■ We asked how PCs measure the success of the policing programs. Most of the responses were related to positive perceptions and reductions in violations.
• 44 percent said public/employee/cooperator perceptions are positive:
By the reduction of complaints filed by the public concerning ■ violations.
We have many more people willing to provide information on issues ■ affecting our policing program and illegal activities than ever before.
Positive comments from the public and USFS employees.
■ • 34 percent said reduction in violations:
Measured reduction in observed crimes and damage.
• 9 percent said cases are up-to-date • 7 percent said preservation of natural resources • 14 percent had other comments:
If training principles and practices are utilized by officers while doing ■
• 33 percent said understanding/interaction:
Acceptance as an integral part of the agency.
■ Integrated into agency functions with good internal and external ■
• 30 percent said leadership:
We need good leadership who stay around.
■ A program with leadership that can clearly define and promote ■
• 24 percent said personnel:
We need to put LEOs where the activity is and someone needs to ■ work with Congress to make them understand the needs of the field.
• 17 percent said occupational ideals:
We meet the needs of our customers and create safe recreation ■
• 16 percent said support/trust • 13 percent said consistent policies/regulations • 11 percent said good communication • 16 percent had other comments:
Any program that increases our effectiveness and efficiency in ■ protecting the public, employees, and resources.
PC respondents were asked to describe a successful regional program.
Responses differed widely and were grouped into the following categories:
• 34 percent said understanding/interaction:
Appreciation is given to the people on the ground.
• 14 percent said good communications • 14 percent said support/trust • 11 percent said leadership • 3 percent said consistent policies/regulations • 24 percent had other comments:
Reduce criminal activity with the number of LEOs currently assigned ■

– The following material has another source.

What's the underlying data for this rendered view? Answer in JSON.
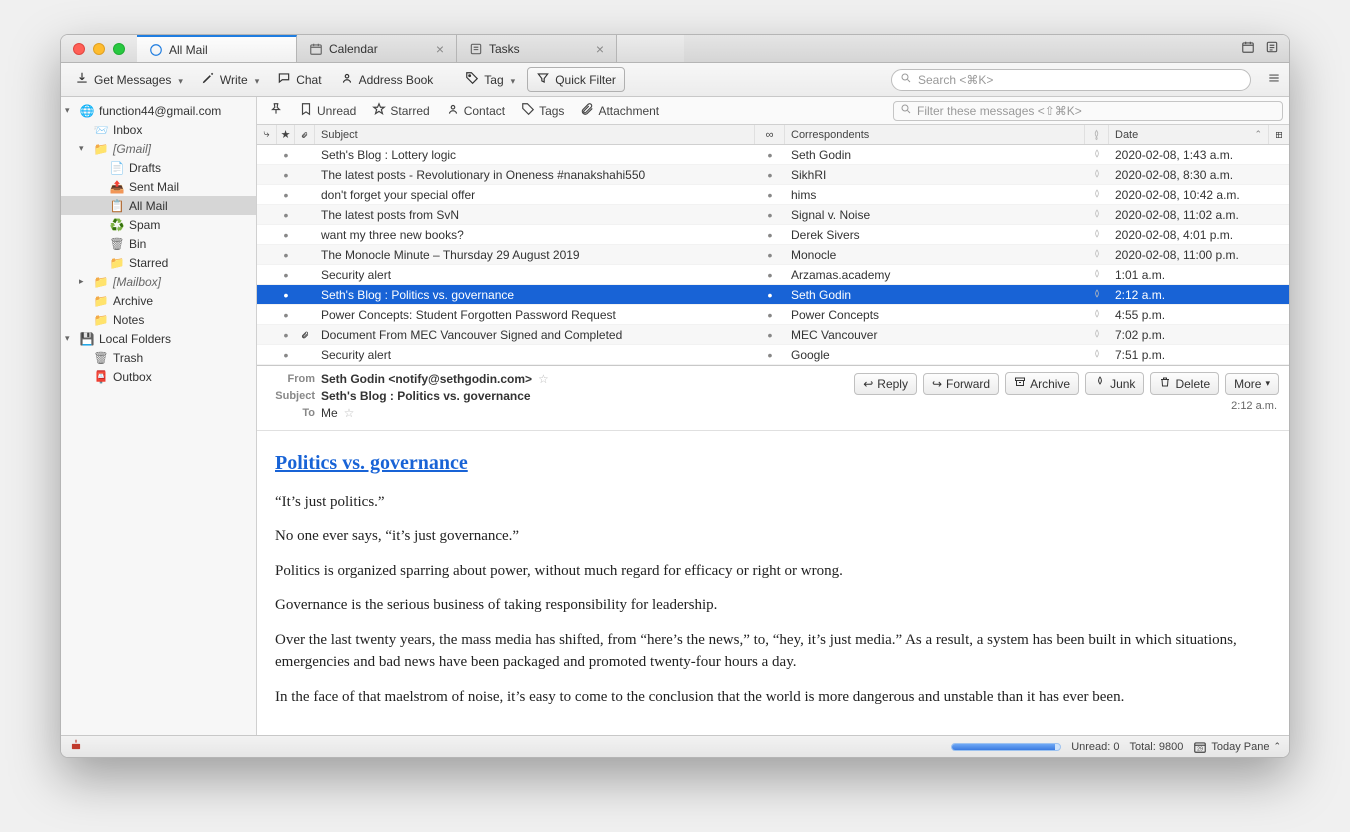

Other Comments We asked the PC respondents if there was anything else they would like to tell us.
Some were positive, some were negative, and others were about the survey itself.
Positive comments included these:
• I love my job, but wish it were as a fulltime LEO.
• Law enforcement has come a long way over the years. I believe the USFS is a good agency.
• I thoroughly enjoy my work in law enforcement.
Negative comments included these:
• The USFS is an excellent agency, but it has gone downhill over the years.
Budget cuts mean we all have to do more with less, and it is no fun anymore.
• We have gone from a family-oriented organization to one that does not care about families.
Comments about the survey included these:
• The data collected ought to go to everyone in the USFS, not just LEI.
• I really hope this survey helps law enforcement.
Discussion This was the third in a series of studies evaluating perceptions of law enforcement personnel in the USFS. The ultimate goals of the work are threefold. First, the LEI studies serve as a followup to a previous qualitative study to learn more about crime and violence on national forests and grasslands, and about the impacts on recreation visitation and management of those national forests (Chavez and Tynon 2000, Tynon et al. 2001, and see footnote 1). Second, the LEI studies serve as a followup to a previous qualitative study testing the key characteristics of success in law enforcement, measuring opinions about recreation visitor and public safety,
rise. These are some of the same activities described in earlier qualitative studies (Chavez and Tynon 2000, Tynon et al. 2001, and see footnote 1).
Current successes in law enforcement were described as successes in solving crimes and getting convictions, good cooperation, and proactive programs.
Several of the descriptions matched the key characteristics of success identified in earlier studies (Chavez et al. 2004, Tynon and Chavez 2005). These characteristics included adequate personnel and funding, collaboration, and communication. These also tie into the characteristics identified as integral to a successful law enforcement program including adequate resources and understanding.